Table of Contents

Transnational Culture in the Internet Age

Transnational Culture in the Internet Age

Elgar Law, Technology and Society series

Edited by Sean A. Pager and Adam Candeub

The insightful contributions shed new light on insufficiently examined issues and highlight connections that cut across the many different domains in which such regulations operate. Building upon the framework presented by David Post – one of the first and most prominent scholars of cyber law and a contributor to this volume – the authors address the implications and economics of the Internet’s astronomical scale, jurisdiction and enforcement of the web as it relates to topics including libel tourism and threats to free speech, and the power of global communication to dissolve and recreate identities.

Chapter 6: Timid Liberalism: A Critique of the Process-Oriented Norms for Internet Blocking

Milton Mueller

Subjects: innovation and technology, technology and ict, law - academic, intellectual property law, international economic law, trade law, internet and technology law, politics and public policy, public policy
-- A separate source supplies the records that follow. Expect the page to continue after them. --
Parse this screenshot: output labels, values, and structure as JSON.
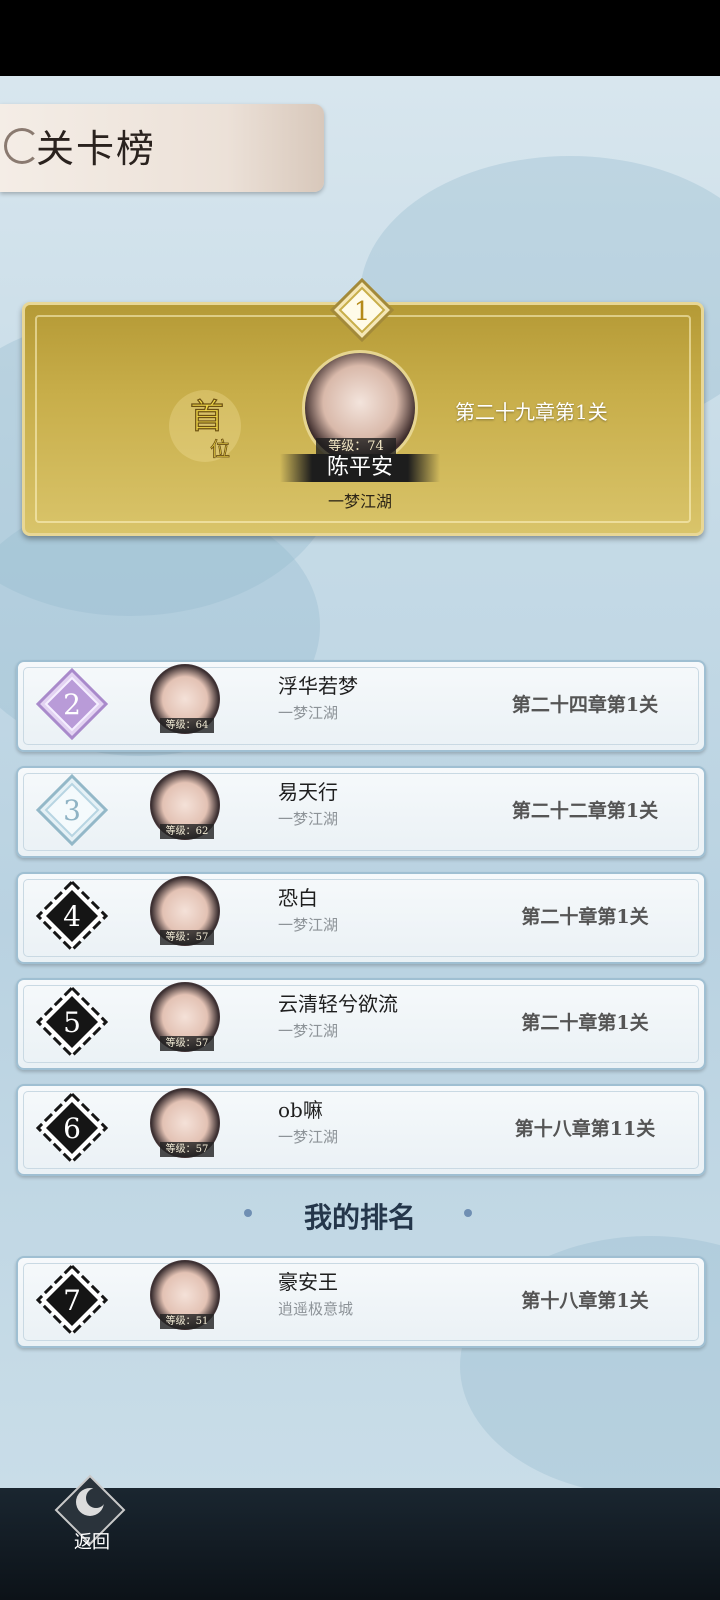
{
  "header": {
    "title": "关卡榜"
  },
  "champion": {
    "rank": "1",
    "first_place_mark": "首位",
    "level": "等级：74",
    "name": "陈平安",
    "guild": "一梦江湖",
    "stage": "第二十九章第1关"
  },
  "rankings": [
    {
      "rank": "2",
      "name": "浮华若梦",
      "guild": "一梦江湖",
      "level": "等级：64",
      "stage": "第二十四章第1关"
    },
    {
      "rank": "3",
      "name": "易天行",
      "guild": "一梦江湖",
      "level": "等级：62",
      "stage": "第二十二章第1关"
    },
    {
      "rank": "4",
      "name": "恐白",
      "guild": "一梦江湖",
      "level": "等级：57",
      "stage": "第二十章第1关"
    },
    {
      "rank": "5",
      "name": "云清轻兮欲流",
      "guild": "一梦江湖",
      "level": "等级：57",
      "stage": "第二十章第1关"
    },
    {
      "rank": "6",
      "name": "ob嘛",
      "guild": "一梦江湖",
      "level": "等级：57",
      "stage": "第十八章第11关"
    }
  ],
  "my_rank_label": "我的排名",
  "my_rank": {
    "rank": "7",
    "name": "豪安王",
    "guild": "逍遥极意城",
    "level": "等级：51",
    "stage": "第十八章第1关"
  },
  "footer": {
    "back_label": "返回"
  },
  "colors": {
    "gold": "#c8ae4a",
    "purple": "#b99bd8",
    "silver": "#b7d5e2",
    "dark": "#151515"
  }
}
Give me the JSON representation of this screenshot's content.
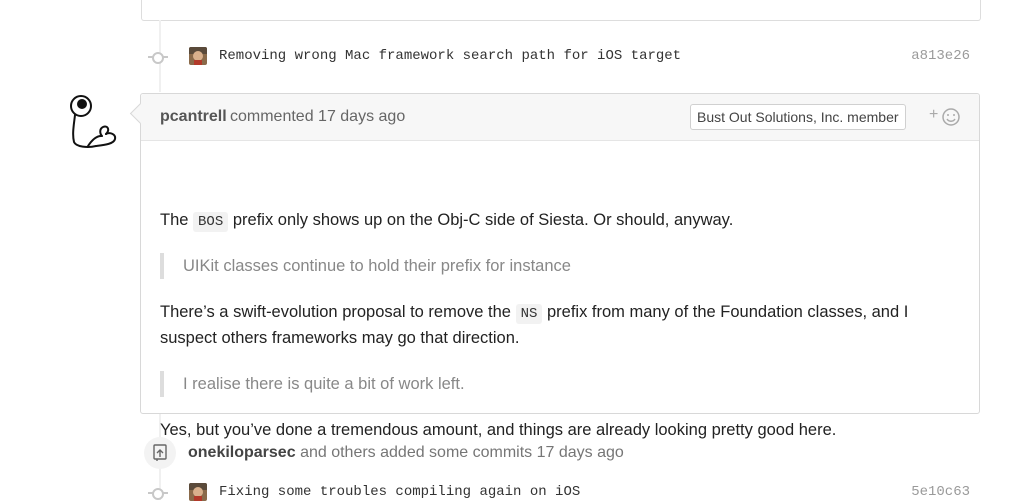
{
  "commits": [
    {
      "message": "Removing wrong Mac framework search path for iOS target",
      "sha": "a813e26"
    },
    {
      "message": "Fixing some troubles compiling again on iOS",
      "sha": "5e10c63"
    }
  ],
  "comment": {
    "author": "pcantrell",
    "action": "commented 17 days ago",
    "badge": "Bust Out Solutions, Inc. member",
    "reaction_plus": "+",
    "p1": {
      "before": "The",
      "code": "BOS",
      "after": "prefix only shows up on the Obj-C side of Siesta. Or should, anyway."
    },
    "quote1": "UIKit classes continue to hold their prefix for instance",
    "p2": {
      "before": "There’s a swift-evolution proposal to remove the",
      "code": "NS",
      "after_line1": "prefix from many of the Foundation classes, and I",
      "line2": "suspect others frameworks may go that direction."
    },
    "quote2": "I realise there is quite a bit of work left.",
    "p3": "Yes, but you’ve done a tremendous amount, and things are already looking pretty good here."
  },
  "event": {
    "actor": "onekiloparsec",
    "text": "and others added some commits 17 days ago"
  },
  "icons": {
    "commit_node": "git-commit-icon",
    "reaction": "smiley-icon",
    "event": "repo-push-icon"
  }
}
Milton Mueller* 6.1 INTRODUCTION The Internet made a major contribution to global society by disrupting the regulation of media content by nation-states. It took the libertarian principle of “absence of prior restraint” and globalized it: no one had to ask for permission, or be licensed, to make their ideas and publications globally accessible. Open access took states by surprise. The explosion of ideas, services and expression associated with the Internet’s growth in the 1990s happened because states weren’t prepared for it and because states weren’t in charge. Yet even if many of us accept the value of this regulatory breakdown, certain kinds of expression are still considered taboo, and public authorities want to censor them. The flat, global nature of Internet access, and the ease with which content can be created and posted in any jurisdiction, mean that effective prosecution and removal of illegal content can no longer be restricted to one territory.1 Thus, there is a growing trend for national governments to block access to websites.2 This chapter is intended to contribute to an argument against all blocking of Internet content. It focuses in particular on a new kind of rationale for internet blocking: what I call the “process-oriented approach.” This argument, which has been put forward most systematically by legal * This is an excerpt and adaptation of Chapter 9 in my new book Networks and States: The Global Politics of Internet Governance (MIT Press, 2010). 1 See Lili Levi and Kevin Saunders, Chapter 3 and 5 in this...

You are not authenticated to view the full text of this chapter or article.

Elgaronline requires a subscription or purchase to access the full text of books or journals. Please login through your library system or with your personal username and password on the homepage.

Non-subscribers can freely search the site, view abstracts/ extracts and download selected front matter and introductory chapters for personal use.

Your library may not have purchased all subject areas. If you are authenticated and think you should have access to this title, please contact your librarian.

Further information